There was no better way to start February, the so dubbed, month of love, than with a great show of affection to young hearts. On this day, COP embarked on a two hour journey to Kangundo DEB primary school, a school for normal and visually impaired (blind) pupils.  Referred there by a COP member in her 3rd year at the university, she being an alumna of this school, it felt good to know that we are plunging back into the heritage of one of Strathmore’s charity ambassador.


Upon arrival, jubilant shouts and murmurs from the children rented the air. It was amazing to have them recall COP members who had visited them back in 2012, a clear sign that our visit was worthwhile. This, however, posed a challenge to COP members on their maiden visit. 


After a lengthy moment of introductions, we were directed to start our chores for the day; the gentlemen to chop firewood while the ladies to do laundry for both the girls and boys sections. We all carried out our duties diligently undeterred by the hot sun, even those not used to such ‘heavy duty’ chores. The company from the children, who, even showcased their awesome abilities in singing, reciting news and cracking jokes kept us going.


I must admit their enthusiasm and sweetness in their innocent spirits is something that blinded us from realizing their visual impairment. Later on, we shared a meal of Muthokoi with the children when it was time for lunch. At this juncture, we got to learn some of their slang vocabulary such as, ‘peps’, to refer to the act of going for an additional round of a meal.


To unwind after the days’ activities, we played games and held one-on-one mentoring moments with the children. They opened up to us, and we encouraged and guided. The newly established relationships with the children will surely be lasting ones after they insisted on being left with our contacts. The goodbyes proved to be emotional and difficult for us all.

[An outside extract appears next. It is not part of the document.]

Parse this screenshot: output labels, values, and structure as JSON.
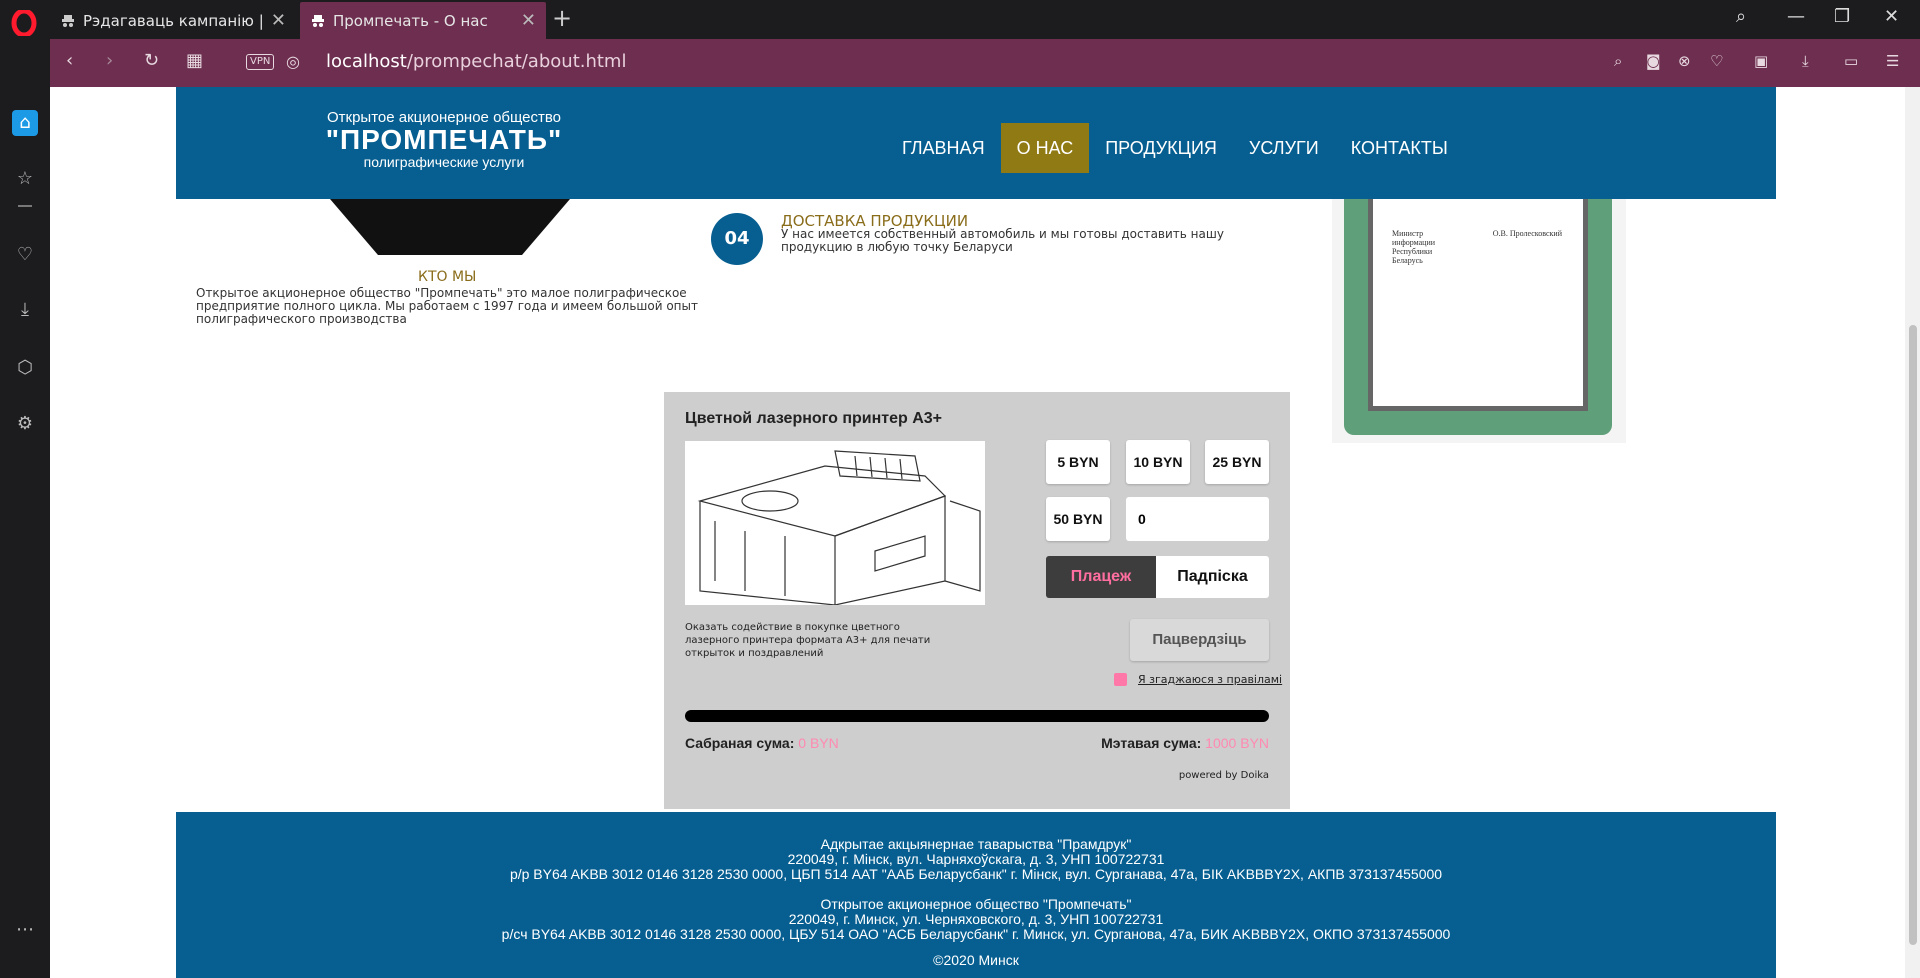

Mentorship is truly a key factor in leaving a mark and more so ‘making hearts smile’; this has been COP’s slogan for it’s’ outreach programs. The experience in Kangundo is truly a memorable one.


Written by Faith Kanja

Second year, Bachelor of Telecommunications